The copy must match the data word for word and contain no pictures.

Data records for software interfaces
====

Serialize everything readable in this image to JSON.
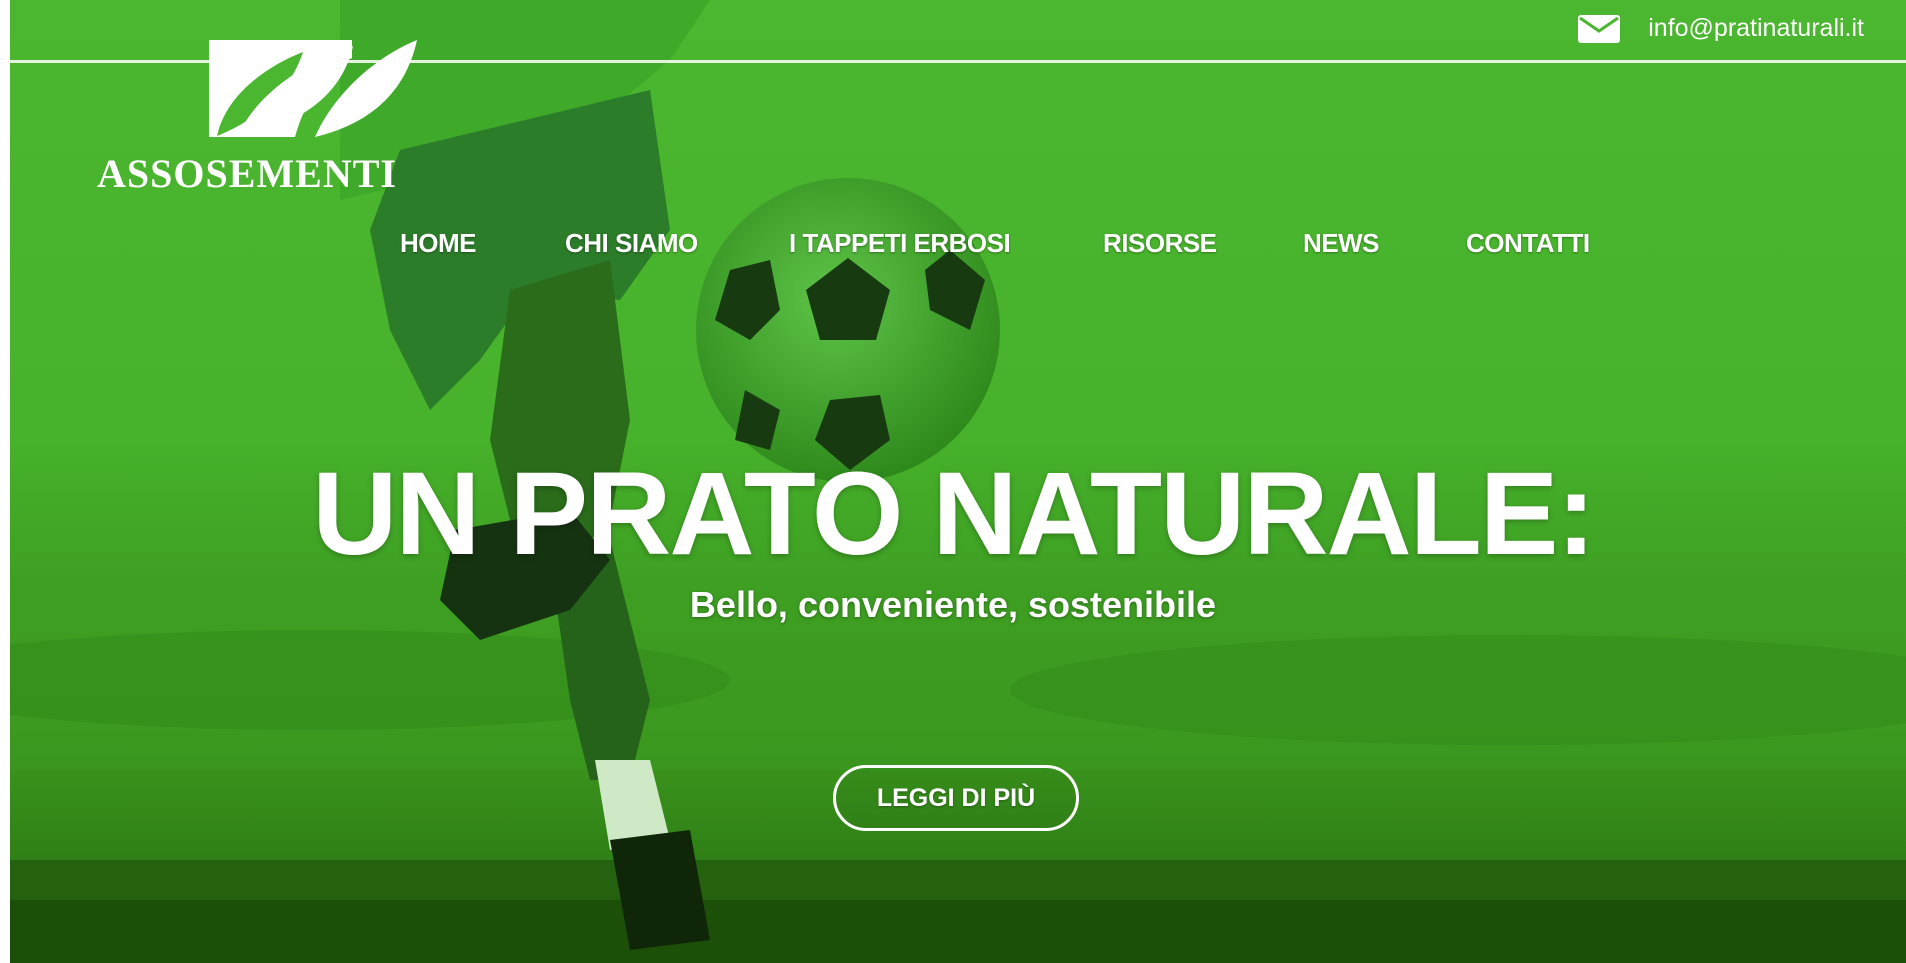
{
  "header": {
    "email": "info@pratinaturali.it",
    "logo_text": "ASSOSEMENTI"
  },
  "nav": {
    "items": [
      {
        "label": "HOME"
      },
      {
        "label": "CHI SIAMO"
      },
      {
        "label": "I TAPPETI ERBOSI"
      },
      {
        "label": "RISORSE"
      },
      {
        "label": "NEWS"
      },
      {
        "label": "CONTATTI"
      }
    ]
  },
  "hero": {
    "title": "UN PRATO NATURALE:",
    "subtitle": "Bello, conveniente, sostenibile",
    "cta_label": "LEGGI DI PIÙ"
  },
  "icons": {
    "email": "envelope-icon",
    "logo": "leaves-logo-icon"
  },
  "colors": {
    "overlay_green": "#4bb62f",
    "text": "#ffffff"
  }
}
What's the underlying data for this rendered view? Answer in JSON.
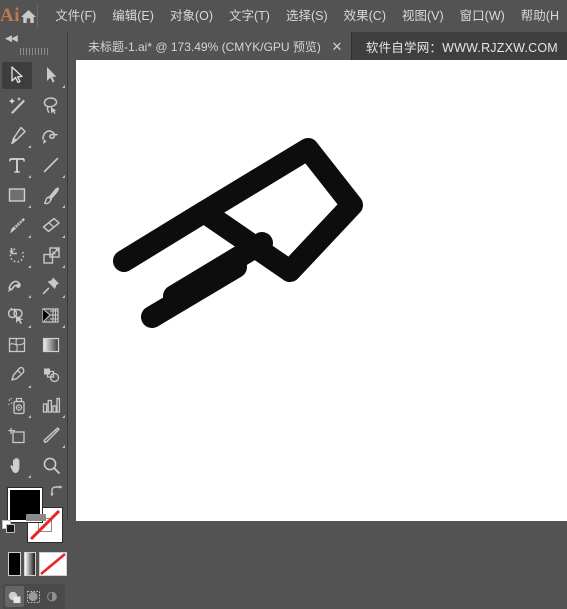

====

Expected answer:
Serialize everything readable in this image to JSON.
{
  "header": {
    "email": "info@pratinaturali.it",
    "logo_text": "ASSOSEMENTI"
  },
  "nav": {
    "items": [
      {
        "label": "HOME"
      },
      {
        "label": "CHI SIAMO"
      },
      {
        "label": "I TAPPETI ERBOSI"
      },
      {
        "label": "RISORSE"
      },
      {
        "label": "NEWS"
      },
      {
        "label": "CONTATTI"
      }
    ]
  },
  "hero": {
    "title": "UN PRATO NATURALE:",
    "subtitle": "Bello, conveniente, sostenibile",
    "cta_label": "LEGGI DI PIÙ"
  },
  "icons": {
    "email": "envelope-icon",
    "logo": "leaves-logo-icon"
  },
  "colors": {
    "overlay_green": "#4bb62f",
    "text": "#ffffff"
  }
}
What's the underlying data for this rendered view? Answer in JSON.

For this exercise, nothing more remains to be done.